Medical Assumtions through Palmistry
Praying Hands is a famous pen-and-ink drawing by Albrecht Dürer. A close look at the drawing makes several medical assumptions possible.
The person is middle-aged or older.
The hands have been used to manual labour.
The person is diabetic or will shortly become so.
Diabetes produces changes in the structure of the hands so that when they are folded, as in prayer, a small gap is visible between the two little fingers.
As people walk, they unconsciously move their arms. Watch to see the position of the thumb. If it is rotated inwards, the person has a body mass index (BMI) over 29 and is already obese or heading there.
The creases and lines on our palms, formed when the foetus is 12 weeks old, are genetically determined. Normally, three lines are formed. If there are only two lines (single palmar crease), the child must be followed up for Down’s syndrome, or other genetic abnormalities. It is rare for normal people to have a single palmar crease but some do have it only on one palm, a trait shared by many in the family.
Some people are prone to chronic infectious diseases such as tuberculosis. They too tend to have only two lines but their single abnormal line is situated just above the thumb.
Hormone levels in the uterus influence finger length. A person (irrespective of sex) whose index finger is shorter than the ring finger will have had more testosterone (male hormone) in the womb and a person with an index finger longer than the ring finger will have had more estrogen (female hormone). The difference in the lengths can as little as two or three per cent but is important. Professional women and female scientists tend to have higher levels of testosterone relative to their oestrogen level, while the converse is true of men in the fine arts and social sciences.
Marfan’s syndrome is a genetic disease in which the person has abnormally long fingers (arachnodactly), like that of a spider. Congenital hypothyroidism, certain renal diseases and some forms of dwarfism are associated with a tripartiate hand where the index, middle and ring fingers are of the same length. Palmar creases, tripartate hands and archnodactly can be picked up on ultrasound examination after the 12th week.
All of five fingers are essential for the hand to function properly. The thumb is the most important as it helps us to grasp something securely. If there are extra fingers, they need to be surgically removed. They may be associated with internal organ abnormalities, particularly of the kidney.
The tips of the fingers have loops and whorls, some closed and circular, others open ended. No two individuals have identical fingerprints. Strangely, people with mental illnesses have more open loops and fewer whorls.
Smokers have yellowish brown nails. In chronic respiratory ailments or congenital heart disease, nails bulge with a convex parrot beak appearance and are blue in colour.

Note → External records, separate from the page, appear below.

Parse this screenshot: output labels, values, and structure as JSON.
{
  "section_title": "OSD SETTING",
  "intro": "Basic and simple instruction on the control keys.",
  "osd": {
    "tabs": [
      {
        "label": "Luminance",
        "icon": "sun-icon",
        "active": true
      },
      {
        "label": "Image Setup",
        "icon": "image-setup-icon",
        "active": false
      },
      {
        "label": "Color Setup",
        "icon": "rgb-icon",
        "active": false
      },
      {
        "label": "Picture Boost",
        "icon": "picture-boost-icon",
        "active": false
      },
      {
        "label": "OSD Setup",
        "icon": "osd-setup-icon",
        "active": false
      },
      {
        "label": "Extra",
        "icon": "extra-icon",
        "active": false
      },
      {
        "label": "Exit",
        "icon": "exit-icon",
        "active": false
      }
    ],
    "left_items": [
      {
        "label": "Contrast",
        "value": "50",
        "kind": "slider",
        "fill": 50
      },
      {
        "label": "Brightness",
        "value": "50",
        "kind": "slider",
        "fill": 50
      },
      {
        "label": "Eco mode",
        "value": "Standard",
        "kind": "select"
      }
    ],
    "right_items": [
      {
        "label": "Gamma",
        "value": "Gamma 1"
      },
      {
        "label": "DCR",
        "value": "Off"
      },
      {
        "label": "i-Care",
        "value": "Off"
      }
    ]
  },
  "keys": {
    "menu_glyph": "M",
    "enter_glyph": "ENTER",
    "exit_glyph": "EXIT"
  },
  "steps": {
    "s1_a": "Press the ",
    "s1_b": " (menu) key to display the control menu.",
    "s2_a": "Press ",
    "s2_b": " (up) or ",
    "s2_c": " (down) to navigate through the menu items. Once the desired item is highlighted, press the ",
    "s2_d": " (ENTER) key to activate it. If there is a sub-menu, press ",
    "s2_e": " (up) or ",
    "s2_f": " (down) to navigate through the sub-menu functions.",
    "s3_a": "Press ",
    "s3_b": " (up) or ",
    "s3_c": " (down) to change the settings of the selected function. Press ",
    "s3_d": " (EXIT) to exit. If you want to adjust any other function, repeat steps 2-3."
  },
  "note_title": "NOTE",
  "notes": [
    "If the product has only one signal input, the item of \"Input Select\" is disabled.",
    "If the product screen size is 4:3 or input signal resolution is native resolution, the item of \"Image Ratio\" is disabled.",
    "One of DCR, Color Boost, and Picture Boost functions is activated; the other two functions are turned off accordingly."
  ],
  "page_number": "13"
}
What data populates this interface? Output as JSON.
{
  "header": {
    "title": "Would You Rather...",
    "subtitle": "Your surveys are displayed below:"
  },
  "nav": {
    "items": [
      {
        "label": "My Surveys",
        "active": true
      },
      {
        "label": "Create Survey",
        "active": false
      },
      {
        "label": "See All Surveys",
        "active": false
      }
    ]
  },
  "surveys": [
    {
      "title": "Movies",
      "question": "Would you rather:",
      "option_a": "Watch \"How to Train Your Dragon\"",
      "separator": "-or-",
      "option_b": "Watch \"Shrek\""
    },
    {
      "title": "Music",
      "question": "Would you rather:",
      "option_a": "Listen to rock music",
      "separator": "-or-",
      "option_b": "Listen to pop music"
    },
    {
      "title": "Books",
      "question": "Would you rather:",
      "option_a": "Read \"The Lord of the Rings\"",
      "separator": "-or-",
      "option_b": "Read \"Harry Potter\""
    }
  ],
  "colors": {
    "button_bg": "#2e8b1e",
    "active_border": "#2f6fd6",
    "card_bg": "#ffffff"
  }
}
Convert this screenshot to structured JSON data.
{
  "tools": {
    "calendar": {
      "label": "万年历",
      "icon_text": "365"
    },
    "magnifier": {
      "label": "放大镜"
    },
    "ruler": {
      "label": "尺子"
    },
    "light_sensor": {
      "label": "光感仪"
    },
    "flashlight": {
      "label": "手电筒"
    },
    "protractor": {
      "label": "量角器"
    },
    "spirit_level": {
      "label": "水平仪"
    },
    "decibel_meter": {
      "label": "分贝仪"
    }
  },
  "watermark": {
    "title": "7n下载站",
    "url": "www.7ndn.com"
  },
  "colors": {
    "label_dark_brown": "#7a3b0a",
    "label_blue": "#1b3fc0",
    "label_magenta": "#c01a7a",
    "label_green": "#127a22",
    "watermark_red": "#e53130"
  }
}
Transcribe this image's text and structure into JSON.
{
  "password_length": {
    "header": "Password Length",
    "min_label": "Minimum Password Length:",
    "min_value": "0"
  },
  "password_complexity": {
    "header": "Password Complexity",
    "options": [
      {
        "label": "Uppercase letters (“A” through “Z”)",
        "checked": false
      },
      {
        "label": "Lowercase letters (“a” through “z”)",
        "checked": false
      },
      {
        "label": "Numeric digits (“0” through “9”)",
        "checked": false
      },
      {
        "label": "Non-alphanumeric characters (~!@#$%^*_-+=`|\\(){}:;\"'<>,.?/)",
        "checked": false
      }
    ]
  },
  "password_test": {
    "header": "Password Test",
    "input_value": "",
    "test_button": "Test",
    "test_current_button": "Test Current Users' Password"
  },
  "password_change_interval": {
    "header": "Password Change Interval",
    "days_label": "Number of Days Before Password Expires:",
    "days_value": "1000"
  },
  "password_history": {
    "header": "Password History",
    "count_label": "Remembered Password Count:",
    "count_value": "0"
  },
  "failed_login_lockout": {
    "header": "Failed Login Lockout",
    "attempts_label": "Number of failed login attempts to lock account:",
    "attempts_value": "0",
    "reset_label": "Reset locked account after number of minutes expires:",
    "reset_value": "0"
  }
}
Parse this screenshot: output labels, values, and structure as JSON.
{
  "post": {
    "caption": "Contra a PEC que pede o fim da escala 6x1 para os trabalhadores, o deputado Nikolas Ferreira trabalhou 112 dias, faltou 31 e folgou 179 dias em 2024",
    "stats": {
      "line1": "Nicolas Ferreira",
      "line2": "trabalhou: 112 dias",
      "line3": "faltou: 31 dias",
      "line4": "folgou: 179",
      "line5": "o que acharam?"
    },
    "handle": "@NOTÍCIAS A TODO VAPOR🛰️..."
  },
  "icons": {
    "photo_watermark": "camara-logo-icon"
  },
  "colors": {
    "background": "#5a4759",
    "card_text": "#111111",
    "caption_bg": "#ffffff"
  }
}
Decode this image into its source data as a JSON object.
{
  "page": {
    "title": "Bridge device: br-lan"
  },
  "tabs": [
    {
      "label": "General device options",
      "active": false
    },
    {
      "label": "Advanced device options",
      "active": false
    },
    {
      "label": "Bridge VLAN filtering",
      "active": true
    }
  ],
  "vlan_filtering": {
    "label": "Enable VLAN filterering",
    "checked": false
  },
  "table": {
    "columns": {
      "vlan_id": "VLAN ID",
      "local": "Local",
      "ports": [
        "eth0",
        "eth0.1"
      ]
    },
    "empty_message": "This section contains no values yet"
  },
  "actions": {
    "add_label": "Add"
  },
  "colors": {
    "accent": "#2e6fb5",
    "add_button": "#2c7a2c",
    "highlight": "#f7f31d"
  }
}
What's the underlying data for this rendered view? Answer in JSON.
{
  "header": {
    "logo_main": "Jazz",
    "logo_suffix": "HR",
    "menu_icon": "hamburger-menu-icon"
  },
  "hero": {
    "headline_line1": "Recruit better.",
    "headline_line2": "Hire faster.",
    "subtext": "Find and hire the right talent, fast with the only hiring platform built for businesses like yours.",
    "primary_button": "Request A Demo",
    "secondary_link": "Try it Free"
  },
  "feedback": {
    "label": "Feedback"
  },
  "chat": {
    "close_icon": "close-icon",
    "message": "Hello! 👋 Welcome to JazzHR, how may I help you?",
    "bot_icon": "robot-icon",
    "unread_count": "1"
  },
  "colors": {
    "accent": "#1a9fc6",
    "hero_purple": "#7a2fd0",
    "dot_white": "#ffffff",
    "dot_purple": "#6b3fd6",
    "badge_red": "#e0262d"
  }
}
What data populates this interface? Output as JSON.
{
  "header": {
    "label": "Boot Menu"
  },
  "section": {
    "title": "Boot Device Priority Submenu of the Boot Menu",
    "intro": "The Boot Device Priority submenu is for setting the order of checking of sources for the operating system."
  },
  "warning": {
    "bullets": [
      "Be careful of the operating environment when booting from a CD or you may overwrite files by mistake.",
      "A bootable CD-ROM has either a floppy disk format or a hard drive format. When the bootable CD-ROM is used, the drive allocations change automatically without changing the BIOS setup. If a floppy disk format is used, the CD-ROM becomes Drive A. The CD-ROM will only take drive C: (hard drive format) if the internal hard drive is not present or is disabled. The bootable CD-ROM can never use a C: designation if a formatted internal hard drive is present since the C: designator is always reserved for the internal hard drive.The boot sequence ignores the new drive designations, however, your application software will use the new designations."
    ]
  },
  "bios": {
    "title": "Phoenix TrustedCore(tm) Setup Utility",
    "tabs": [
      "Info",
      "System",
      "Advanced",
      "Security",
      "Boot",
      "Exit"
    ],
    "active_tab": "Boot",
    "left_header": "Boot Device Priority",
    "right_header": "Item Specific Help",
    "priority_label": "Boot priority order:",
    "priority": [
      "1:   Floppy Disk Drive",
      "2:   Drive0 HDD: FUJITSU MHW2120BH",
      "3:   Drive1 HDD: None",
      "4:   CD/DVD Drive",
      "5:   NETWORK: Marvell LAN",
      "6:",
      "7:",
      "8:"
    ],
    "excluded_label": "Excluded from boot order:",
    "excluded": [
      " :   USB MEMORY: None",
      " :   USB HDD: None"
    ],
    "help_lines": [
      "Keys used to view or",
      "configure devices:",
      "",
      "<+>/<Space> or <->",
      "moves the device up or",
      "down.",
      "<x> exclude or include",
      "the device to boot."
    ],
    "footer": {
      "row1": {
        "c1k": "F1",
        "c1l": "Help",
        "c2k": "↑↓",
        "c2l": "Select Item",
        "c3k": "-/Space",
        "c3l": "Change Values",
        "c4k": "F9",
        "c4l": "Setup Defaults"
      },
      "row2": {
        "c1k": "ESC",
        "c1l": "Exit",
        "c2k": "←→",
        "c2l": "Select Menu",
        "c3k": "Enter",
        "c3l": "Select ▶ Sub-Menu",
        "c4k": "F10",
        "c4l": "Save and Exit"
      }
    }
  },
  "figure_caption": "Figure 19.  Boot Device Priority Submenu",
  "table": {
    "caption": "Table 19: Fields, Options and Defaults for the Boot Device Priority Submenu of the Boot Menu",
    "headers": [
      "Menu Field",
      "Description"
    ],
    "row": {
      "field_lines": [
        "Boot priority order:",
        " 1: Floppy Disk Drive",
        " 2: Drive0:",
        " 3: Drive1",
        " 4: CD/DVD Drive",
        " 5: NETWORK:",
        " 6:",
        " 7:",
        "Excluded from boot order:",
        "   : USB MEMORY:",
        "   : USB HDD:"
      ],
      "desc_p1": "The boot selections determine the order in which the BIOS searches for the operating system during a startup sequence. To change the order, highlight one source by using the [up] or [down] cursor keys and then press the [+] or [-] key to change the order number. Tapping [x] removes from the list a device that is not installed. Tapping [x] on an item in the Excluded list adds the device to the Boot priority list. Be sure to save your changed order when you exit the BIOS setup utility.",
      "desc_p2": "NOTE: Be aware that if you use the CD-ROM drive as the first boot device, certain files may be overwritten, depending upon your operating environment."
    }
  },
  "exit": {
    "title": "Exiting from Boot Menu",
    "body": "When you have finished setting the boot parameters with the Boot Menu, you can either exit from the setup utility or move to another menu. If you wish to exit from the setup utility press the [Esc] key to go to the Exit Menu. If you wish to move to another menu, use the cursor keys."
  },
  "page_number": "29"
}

The skin of the palm may be yellow. Jaundice causes this. It can also occur because of excessive consumption of yellow vegetables and fruits.
Hard labour can make the fingers gnarled and knotted; housework, which involves dealing with harsh detergents, makes the skin rough. Office work makes the hands soft and smooth. Regular manicures keep the hands looking good. The occupation and financial status of a person can be determined by looking at the hands.
Fingers may get fixed in the flex position with sudden painful release, the “trigger finger”. The tissues of the hand may get thickened, causing them to contract. These conditions need to be seen by an orthopaedic surgeon.
Osteoarthritis sets in with age and is commoner in women. The fingers become painful and work becomes difficult. This is a localised condition and other body systems are not affected. Rheumatoid arthritis occurs in younger people. The joint deformities give the fingers a spindle shaped appearance. This disease can affect other organs as well. Treatment is long drawn and includes medication, physiotherapy and regular exercise. Most joint pains, whatever the cause, respond well to immersion in hot salted water and underwater exercises.
Involuntary shaking movements called tremors can be first seen in the hands and may be associated with tingling. Sometimes these are familial and harmless. Tremors can also be the result of too much coffee, medication induced or the manifestation of a neurological disease like Parkinson’s. Tremors need to be evaluated by a physician.
Hands reveal a great deal if observed carefully. No wonder palmistry is a successful profession!
Source :The Telegraph. May 21.2012
Written by Gita Mathai